* **What you will do**:
Read the data that follows. Then repeat it exactly.

* **Website and app data records**:
□ □ □

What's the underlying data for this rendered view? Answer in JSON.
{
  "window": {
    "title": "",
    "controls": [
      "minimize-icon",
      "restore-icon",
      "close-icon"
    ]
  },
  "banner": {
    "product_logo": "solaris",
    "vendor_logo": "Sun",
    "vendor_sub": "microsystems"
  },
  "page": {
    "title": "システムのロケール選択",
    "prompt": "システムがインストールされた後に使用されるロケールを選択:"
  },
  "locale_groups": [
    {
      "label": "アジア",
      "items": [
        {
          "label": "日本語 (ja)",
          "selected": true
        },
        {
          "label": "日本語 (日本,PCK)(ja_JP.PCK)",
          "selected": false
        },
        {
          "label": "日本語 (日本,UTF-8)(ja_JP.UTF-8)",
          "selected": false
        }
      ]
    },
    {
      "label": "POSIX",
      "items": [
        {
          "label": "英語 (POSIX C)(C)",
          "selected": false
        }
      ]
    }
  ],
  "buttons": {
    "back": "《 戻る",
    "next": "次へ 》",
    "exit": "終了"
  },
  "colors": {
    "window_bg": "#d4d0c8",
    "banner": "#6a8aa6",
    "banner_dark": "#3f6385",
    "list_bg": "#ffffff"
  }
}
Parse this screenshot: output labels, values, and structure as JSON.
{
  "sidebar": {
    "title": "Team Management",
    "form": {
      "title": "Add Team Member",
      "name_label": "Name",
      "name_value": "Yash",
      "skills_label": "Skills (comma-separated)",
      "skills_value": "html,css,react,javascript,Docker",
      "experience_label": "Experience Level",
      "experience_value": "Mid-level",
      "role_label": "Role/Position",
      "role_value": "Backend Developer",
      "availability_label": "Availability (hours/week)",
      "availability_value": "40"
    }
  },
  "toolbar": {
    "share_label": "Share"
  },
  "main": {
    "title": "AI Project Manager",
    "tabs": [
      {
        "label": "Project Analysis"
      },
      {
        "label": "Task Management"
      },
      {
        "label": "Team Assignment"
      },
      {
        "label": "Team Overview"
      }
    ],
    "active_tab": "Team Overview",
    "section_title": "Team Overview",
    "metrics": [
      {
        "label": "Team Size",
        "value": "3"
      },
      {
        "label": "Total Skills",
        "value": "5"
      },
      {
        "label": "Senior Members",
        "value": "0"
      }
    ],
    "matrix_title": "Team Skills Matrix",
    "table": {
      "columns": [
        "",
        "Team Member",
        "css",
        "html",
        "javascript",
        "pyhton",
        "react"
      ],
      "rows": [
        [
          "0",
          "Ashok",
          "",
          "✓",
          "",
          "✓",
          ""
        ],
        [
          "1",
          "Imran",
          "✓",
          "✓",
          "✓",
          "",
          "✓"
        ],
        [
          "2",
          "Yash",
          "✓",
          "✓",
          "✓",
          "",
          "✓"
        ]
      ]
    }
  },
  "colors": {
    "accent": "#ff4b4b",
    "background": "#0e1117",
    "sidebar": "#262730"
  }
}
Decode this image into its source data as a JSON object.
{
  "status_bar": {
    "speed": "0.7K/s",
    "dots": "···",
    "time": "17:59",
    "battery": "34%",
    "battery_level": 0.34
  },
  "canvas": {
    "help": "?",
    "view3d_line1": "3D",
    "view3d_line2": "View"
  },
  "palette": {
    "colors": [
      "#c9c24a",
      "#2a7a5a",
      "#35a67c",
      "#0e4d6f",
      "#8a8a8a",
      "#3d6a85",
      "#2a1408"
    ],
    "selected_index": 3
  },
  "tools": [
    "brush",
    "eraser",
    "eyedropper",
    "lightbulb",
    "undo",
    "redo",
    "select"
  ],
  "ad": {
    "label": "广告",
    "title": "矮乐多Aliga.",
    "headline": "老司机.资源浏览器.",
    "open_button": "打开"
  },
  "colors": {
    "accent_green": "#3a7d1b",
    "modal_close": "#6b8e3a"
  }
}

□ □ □

* **Response below**:
What's the underlying data for this rendered view? Answer in JSON.
{
  "window": {
    "title": "",
    "controls": [
      "minimize-icon",
      "restore-icon",
      "close-icon"
    ]
  },
  "banner": {
    "product_logo": "solaris",
    "vendor_logo": "Sun",
    "vendor_sub": "microsystems"
  },
  "page": {
    "title": "システムのロケール選択",
    "prompt": "システムがインストールされた後に使用されるロケールを選択:"
  },
  "locale_groups": [
    {
      "label": "アジア",
      "items": [
        {
          "label": "日本語 (ja)",
          "selected": true
        },
        {
          "label": "日本語 (日本,PCK)(ja_JP.PCK)",
          "selected": false
        },
        {
          "label": "日本語 (日本,UTF-8)(ja_JP.UTF-8)",
          "selected": false
        }
      ]
    },
    {
      "label": "POSIX",
      "items": [
        {
          "label": "英語 (POSIX C)(C)",
          "selected": false
        }
      ]
    }
  ],
  "buttons": {
    "back": "《 戻る",
    "next": "次へ 》",
    "exit": "終了"
  },
  "colors": {
    "window_bg": "#d4d0c8",
    "banner": "#6a8aa6",
    "banner_dark": "#3f6385",
    "list_bg": "#ffffff"
  }
}
Parse this screenshot: output labels, values, and structure as JSON.
{
  "sidebar": {
    "title": "Team Management",
    "form": {
      "title": "Add Team Member",
      "name_label": "Name",
      "name_value": "Yash",
      "skills_label": "Skills (comma-separated)",
      "skills_value": "html,css,react,javascript,Docker",
      "experience_label": "Experience Level",
      "experience_value": "Mid-level",
      "role_label": "Role/Position",
      "role_value": "Backend Developer",
      "availability_label": "Availability (hours/week)",
      "availability_value": "40"
    }
  },
  "toolbar": {
    "share_label": "Share"
  },
  "main": {
    "title": "AI Project Manager",
    "tabs": [
      {
        "label": "Project Analysis"
      },
      {
        "label": "Task Management"
      },
      {
        "label": "Team Assignment"
      },
      {
        "label": "Team Overview"
      }
    ],
    "active_tab": "Team Overview",
    "section_title": "Team Overview",
    "metrics": [
      {
        "label": "Team Size",
        "value": "3"
      },
      {
        "label": "Total Skills",
        "value": "5"
      },
      {
        "label": "Senior Members",
        "value": "0"
      }
    ],
    "matrix_title": "Team Skills Matrix",
    "table": {
      "columns": [
        "",
        "Team Member",
        "css",
        "html",
        "javascript",
        "pyhton",
        "react"
      ],
      "rows": [
        [
          "0",
          "Ashok",
          "",
          "✓",
          "",
          "✓",
          ""
        ],
        [
          "1",
          "Imran",
          "✓",
          "✓",
          "✓",
          "",
          "✓"
        ],
        [
          "2",
          "Yash",
          "✓",
          "✓",
          "✓",
          "",
          "✓"
        ]
      ]
    }
  },
  "colors": {
    "accent": "#ff4b4b",
    "background": "#0e1117",
    "sidebar": "#262730"
  }
}
Decode this image into its source data as a JSON object.
{
  "status_bar": {
    "speed": "0.7K/s",
    "dots": "···",
    "time": "17:59",
    "battery": "34%",
    "battery_level": 0.34
  },
  "canvas": {
    "help": "?",
    "view3d_line1": "3D",
    "view3d_line2": "View"
  },
  "palette": {
    "colors": [
      "#c9c24a",
      "#2a7a5a",
      "#35a67c",
      "#0e4d6f",
      "#8a8a8a",
      "#3d6a85",
      "#2a1408"
    ],
    "selected_index": 3
  },
  "tools": [
    "brush",
    "eraser",
    "eyedropper",
    "lightbulb",
    "undo",
    "redo",
    "select"
  ],
  "ad": {
    "label": "广告",
    "title": "矮乐多Aliga.",
    "headline": "老司机.资源浏览器.",
    "open_button": "打开"
  },
  "colors": {
    "accent_green": "#3a7d1b",
    "modal_close": "#6b8e3a"
  }
}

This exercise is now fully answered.